Top of DATASET

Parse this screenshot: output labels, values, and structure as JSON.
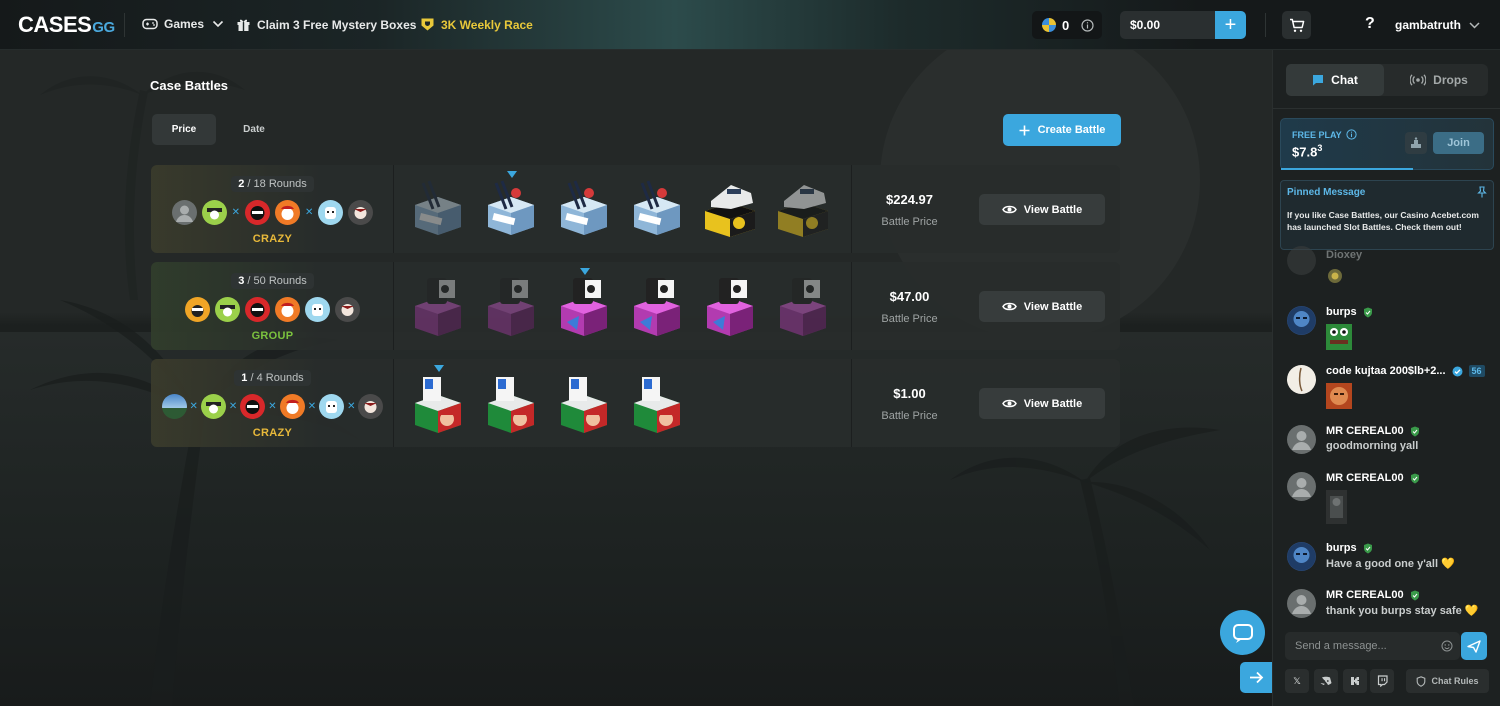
{
  "header": {
    "logo_main": "CASES",
    "logo_suffix": "GG",
    "nav_games": "Games",
    "nav_mystery": "Claim 3 Free Mystery Boxes",
    "nav_race": "3K Weekly Race",
    "coins": "0",
    "balance": "$0.00",
    "deposit_label": "+",
    "help_label": "?",
    "username": "gambatruth"
  },
  "page": {
    "title": "Case Battles",
    "sort_tabs": [
      "Price",
      "Date"
    ],
    "create_label": "Create Battle"
  },
  "battles": [
    {
      "current_round": "2",
      "total_rounds": "/ 18 Rounds",
      "mode": "CRAZY",
      "price": "$224.97",
      "price_label": "Battle Price",
      "view_label": "View Battle"
    },
    {
      "current_round": "3",
      "total_rounds": "/ 50 Rounds",
      "mode": "GROUP",
      "price": "$47.00",
      "price_label": "Battle Price",
      "view_label": "View Battle"
    },
    {
      "current_round": "1",
      "total_rounds": "/ 4 Rounds",
      "mode": "CRAZY",
      "price": "$1.00",
      "price_label": "Battle Price",
      "view_label": "View Battle"
    }
  ],
  "chat": {
    "tab_chat": "Chat",
    "tab_drops": "Drops",
    "freeplay_label": "FREE PLAY",
    "freeplay_amount": "$7.8",
    "freeplay_sup": "3",
    "join_label": "Join",
    "pinned_title": "Pinned Message",
    "pinned_text": "If you like Case Battles, our Casino Acebet.com has launched Slot Battles. Check them out!",
    "partial_name": "Dioxey",
    "messages": [
      {
        "name": "burps",
        "text": ""
      },
      {
        "name": "code kujtaa 200$lb+2...",
        "text": "",
        "level": "56"
      },
      {
        "name": "MR CEREAL00",
        "text": "goodmorning yall"
      },
      {
        "name": "MR CEREAL00",
        "text": ""
      },
      {
        "name": "burps",
        "text": "Have a good one y'all 💛"
      },
      {
        "name": "MR CEREAL00",
        "text": "thank you burps stay safe 💛"
      }
    ],
    "input_placeholder": "Send a message...",
    "rules_label": "Chat Rules"
  },
  "colors": {
    "accent": "#3ba7de",
    "crazy": "#e8b93a",
    "group": "#7bc23e",
    "race": "#e8c83a"
  }
}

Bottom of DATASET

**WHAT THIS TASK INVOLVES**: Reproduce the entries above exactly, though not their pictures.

**SOLUTION**:
Parse this screenshot: output labels, values, and structure as JSON.
{
  "header": {
    "logo_main": "CASES",
    "logo_suffix": "GG",
    "nav_games": "Games",
    "nav_mystery": "Claim 3 Free Mystery Boxes",
    "nav_race": "3K Weekly Race",
    "coins": "0",
    "balance": "$0.00",
    "deposit_label": "+",
    "help_label": "?",
    "username": "gambatruth"
  },
  "page": {
    "title": "Case Battles",
    "sort_tabs": [
      "Price",
      "Date"
    ],
    "create_label": "Create Battle"
  },
  "battles": [
    {
      "current_round": "2",
      "total_rounds": "/ 18 Rounds",
      "mode": "CRAZY",
      "price": "$224.97",
      "price_label": "Battle Price",
      "view_label": "View Battle"
    },
    {
      "current_round": "3",
      "total_rounds": "/ 50 Rounds",
      "mode": "GROUP",
      "price": "$47.00",
      "price_label": "Battle Price",
      "view_label": "View Battle"
    },
    {
      "current_round": "1",
      "total_rounds": "/ 4 Rounds",
      "mode": "CRAZY",
      "price": "$1.00",
      "price_label": "Battle Price",
      "view_label": "View Battle"
    }
  ],
  "chat": {
    "tab_chat": "Chat",
    "tab_drops": "Drops",
    "freeplay_label": "FREE PLAY",
    "freeplay_amount": "$7.8",
    "freeplay_sup": "3",
    "join_label": "Join",
    "pinned_title": "Pinned Message",
    "pinned_text": "If you like Case Battles, our Casino Acebet.com has launched Slot Battles. Check them out!",
    "partial_name": "Dioxey",
    "messages": [
      {
        "name": "burps",
        "text": ""
      },
      {
        "name": "code kujtaa 200$lb+2...",
        "text": "",
        "level": "56"
      },
      {
        "name": "MR CEREAL00",
        "text": "goodmorning yall"
      },
      {
        "name": "MR CEREAL00",
        "text": ""
      },
      {
        "name": "burps",
        "text": "Have a good one y'all 💛"
      },
      {
        "name": "MR CEREAL00",
        "text": "thank you burps stay safe 💛"
      }
    ],
    "input_placeholder": "Send a message...",
    "rules_label": "Chat Rules"
  },
  "colors": {
    "accent": "#3ba7de",
    "crazy": "#e8b93a",
    "group": "#7bc23e",
    "race": "#e8c83a"
  }
}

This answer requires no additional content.